Another problem, when extending the Olive Tree analogy to modern times, would be that of differentiating between Jew and Gentile. For, at this point in time, there would be many people among the nations who have heard the gospel and not responded. Hence, the nations, at least those nations where the gospel is well known, would be “continuing in unbelief” just as the Jews were in Paul’s time. But then also the tree analogy could not be logically extended to say that the Gentiles are part of the Olive Tree before being saved. Therefore, the Olive Tree analogy only has logic when applied to the first century. Though this last problem may apply only to our ability to apply the Olive Tree analogy today, rather than on the original implications of the analogy. (We can’t uproot the analogy and move it into modern times as a description, or differentiation, of Jew and Gentile today.)
When considering the contextual issues, as described herein, further insight into the specific perspective of the letter to the Romans are documented at www.BibleReexamined.com under the Romans Topics section.
Primarily, a problem was
found in the attempt to treat the Olive Tree analogy as a general analogy about
faith or salvation. Such problem
actually arises from the general context of Romans 9 to 11,
that Paul had spoken of
So the context of Romans 9 to 11 included the effort to show fulfillment of the promise to Jacob and his bloodline descendants. Such question of God’s faithfulness arose in Romans 9:6 “But it is not as though the word of God has come to nothing” with an additional issue of the low number of Jews being saved at that time.

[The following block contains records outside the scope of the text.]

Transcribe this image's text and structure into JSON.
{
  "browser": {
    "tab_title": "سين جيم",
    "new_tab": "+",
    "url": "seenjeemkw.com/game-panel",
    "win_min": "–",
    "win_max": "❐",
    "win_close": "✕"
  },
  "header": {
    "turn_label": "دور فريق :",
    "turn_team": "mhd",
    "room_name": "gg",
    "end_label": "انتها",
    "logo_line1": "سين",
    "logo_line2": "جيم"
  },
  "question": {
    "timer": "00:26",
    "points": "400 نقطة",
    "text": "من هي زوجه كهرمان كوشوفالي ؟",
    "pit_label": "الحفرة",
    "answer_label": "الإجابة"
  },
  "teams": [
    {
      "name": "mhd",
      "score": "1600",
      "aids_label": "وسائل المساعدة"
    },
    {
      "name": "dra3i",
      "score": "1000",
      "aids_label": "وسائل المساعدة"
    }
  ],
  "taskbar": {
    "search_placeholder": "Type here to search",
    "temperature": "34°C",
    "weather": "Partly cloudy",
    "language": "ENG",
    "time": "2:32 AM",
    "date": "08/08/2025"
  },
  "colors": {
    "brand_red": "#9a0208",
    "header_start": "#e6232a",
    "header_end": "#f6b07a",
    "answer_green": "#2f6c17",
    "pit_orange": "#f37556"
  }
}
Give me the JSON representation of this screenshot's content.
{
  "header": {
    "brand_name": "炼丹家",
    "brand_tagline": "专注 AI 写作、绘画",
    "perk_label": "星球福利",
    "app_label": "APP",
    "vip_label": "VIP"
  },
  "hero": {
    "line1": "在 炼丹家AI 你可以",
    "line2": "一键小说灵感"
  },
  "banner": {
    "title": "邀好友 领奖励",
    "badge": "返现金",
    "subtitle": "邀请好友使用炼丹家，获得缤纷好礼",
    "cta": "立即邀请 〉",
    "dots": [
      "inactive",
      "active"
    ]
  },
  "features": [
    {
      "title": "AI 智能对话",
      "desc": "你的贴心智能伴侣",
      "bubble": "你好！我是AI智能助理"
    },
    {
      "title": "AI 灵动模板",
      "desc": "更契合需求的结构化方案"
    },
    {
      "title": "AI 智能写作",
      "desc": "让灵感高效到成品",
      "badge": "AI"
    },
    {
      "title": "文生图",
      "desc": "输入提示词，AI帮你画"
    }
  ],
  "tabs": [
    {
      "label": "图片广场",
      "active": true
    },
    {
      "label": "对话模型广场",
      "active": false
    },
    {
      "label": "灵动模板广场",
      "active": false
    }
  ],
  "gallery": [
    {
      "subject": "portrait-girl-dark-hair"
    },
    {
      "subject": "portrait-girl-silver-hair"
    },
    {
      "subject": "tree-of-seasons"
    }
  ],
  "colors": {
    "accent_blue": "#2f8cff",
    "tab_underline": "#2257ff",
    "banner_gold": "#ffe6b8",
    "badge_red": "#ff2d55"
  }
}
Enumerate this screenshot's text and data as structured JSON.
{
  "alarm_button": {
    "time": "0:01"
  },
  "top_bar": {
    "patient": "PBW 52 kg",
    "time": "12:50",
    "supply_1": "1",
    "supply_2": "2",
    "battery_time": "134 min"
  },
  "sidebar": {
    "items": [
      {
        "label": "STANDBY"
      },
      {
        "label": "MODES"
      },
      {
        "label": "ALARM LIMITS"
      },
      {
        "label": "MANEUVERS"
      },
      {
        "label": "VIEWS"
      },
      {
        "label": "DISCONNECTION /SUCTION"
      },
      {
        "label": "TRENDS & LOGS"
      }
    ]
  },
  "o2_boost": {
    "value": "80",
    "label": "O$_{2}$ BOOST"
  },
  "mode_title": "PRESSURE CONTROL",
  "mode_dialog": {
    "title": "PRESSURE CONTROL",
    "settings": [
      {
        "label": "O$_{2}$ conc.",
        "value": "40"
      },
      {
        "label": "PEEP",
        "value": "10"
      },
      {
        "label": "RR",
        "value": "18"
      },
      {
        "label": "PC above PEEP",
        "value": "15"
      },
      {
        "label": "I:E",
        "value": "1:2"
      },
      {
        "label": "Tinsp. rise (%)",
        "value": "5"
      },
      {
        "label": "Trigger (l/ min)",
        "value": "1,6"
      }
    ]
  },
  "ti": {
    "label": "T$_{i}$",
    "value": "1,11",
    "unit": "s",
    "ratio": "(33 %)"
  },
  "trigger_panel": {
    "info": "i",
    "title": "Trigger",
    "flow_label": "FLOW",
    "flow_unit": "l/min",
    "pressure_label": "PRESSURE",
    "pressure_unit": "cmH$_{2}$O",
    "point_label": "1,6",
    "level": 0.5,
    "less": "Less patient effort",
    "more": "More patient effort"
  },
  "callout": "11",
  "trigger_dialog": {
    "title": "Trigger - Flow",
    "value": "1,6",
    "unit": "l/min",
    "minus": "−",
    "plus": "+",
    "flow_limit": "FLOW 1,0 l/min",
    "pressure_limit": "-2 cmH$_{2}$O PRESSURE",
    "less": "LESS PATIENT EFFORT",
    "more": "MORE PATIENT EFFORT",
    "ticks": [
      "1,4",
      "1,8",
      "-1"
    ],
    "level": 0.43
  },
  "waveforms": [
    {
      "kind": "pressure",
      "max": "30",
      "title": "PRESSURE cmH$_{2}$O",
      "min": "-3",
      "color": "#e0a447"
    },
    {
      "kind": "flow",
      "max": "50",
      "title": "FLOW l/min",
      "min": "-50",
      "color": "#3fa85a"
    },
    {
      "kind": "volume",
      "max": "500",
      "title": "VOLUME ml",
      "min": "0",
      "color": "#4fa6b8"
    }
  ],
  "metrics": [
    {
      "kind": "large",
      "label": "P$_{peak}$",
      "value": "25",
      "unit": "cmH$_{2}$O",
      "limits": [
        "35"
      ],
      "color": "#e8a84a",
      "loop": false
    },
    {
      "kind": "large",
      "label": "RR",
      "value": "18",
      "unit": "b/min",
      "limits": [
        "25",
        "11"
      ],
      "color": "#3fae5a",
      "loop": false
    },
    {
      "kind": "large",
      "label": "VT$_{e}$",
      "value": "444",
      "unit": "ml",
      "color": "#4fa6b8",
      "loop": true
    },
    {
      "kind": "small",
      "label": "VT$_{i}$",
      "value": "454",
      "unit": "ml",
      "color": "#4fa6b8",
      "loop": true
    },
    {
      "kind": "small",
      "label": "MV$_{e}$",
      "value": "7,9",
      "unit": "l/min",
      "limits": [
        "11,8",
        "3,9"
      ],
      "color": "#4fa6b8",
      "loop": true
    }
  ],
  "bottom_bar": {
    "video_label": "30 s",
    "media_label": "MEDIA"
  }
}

The context doesn’t necessarily mean that the Olive Tree could only address the problem of boasting but merely that the analogy first and foremost was for the purpose of stopping the boasting. Other doctrines then would be at best subservient to Paul’s original purpose.
Natural Explanation of the Olive Tree
Paul provided the analogy
to dissuade boasting among the Gentile believers in
Where the analogy spoke of Jews logically being the branches to be grafted back in, this was to tell the Gentiles to stop rejecting the Jews, the natural branches, from being grafted. Such viewpoint of the analogy shows that the issue addressed wasn’t whether the Jews could have faith, but rather the issue was whether the Gentiles were decreasing the likelihood of Jews coming to faith.
Also, Paul spoke of the Gentiles as being wild branches (Rom ) being grafted in did not have as logical reason to join the tree as did the Jews.
Now looking again at the
idea of the wild branches in Rom 11:17 , the Gentiles were indeed described as olive
branches. The analogy doesn’t treat
Another point is that the wild branches, even after being grafted in, were still wild branches. There was no conversion to make these wild branches as a natural part of the tree. But when Gentiles became believers, they truly became members of Christ’s body (at least in some sense as implied by the concept of becoming members of Christ’s body). So, the distinction of wild and cultivated branches does not fit as a description of the body of Christ especially where some members could be considered natural while some as wild. Elsewhere the scriptures show that the Gentile and Jew were joined into one new man.
The Olive Tree metaphor stands in stark contrast to the analogy of Jesus as the vine with believers as the branches. He spoke of the vine without any mention of wild branches. The primary idea of the vine is that we, as believers, had to abide in the vine.
Part of the contrast also appears in the mention by John the Baptist that the axe was already being positioned at the base or root of the tree. There also were some other prophecies about branches being burned—probably from Isaiah.
The idea here was that the
analogies weren’t about the
The study of the Olive
Tree metaphor showed some major reasons why the metaphor didn’t bring Roman
Gentile believers as part of
No grounds were left for
holding on to the idea that Paul was using the metaphor to say that Gentiles
were grafted into
Common Law Copyright 2009 by Michael, Whitney.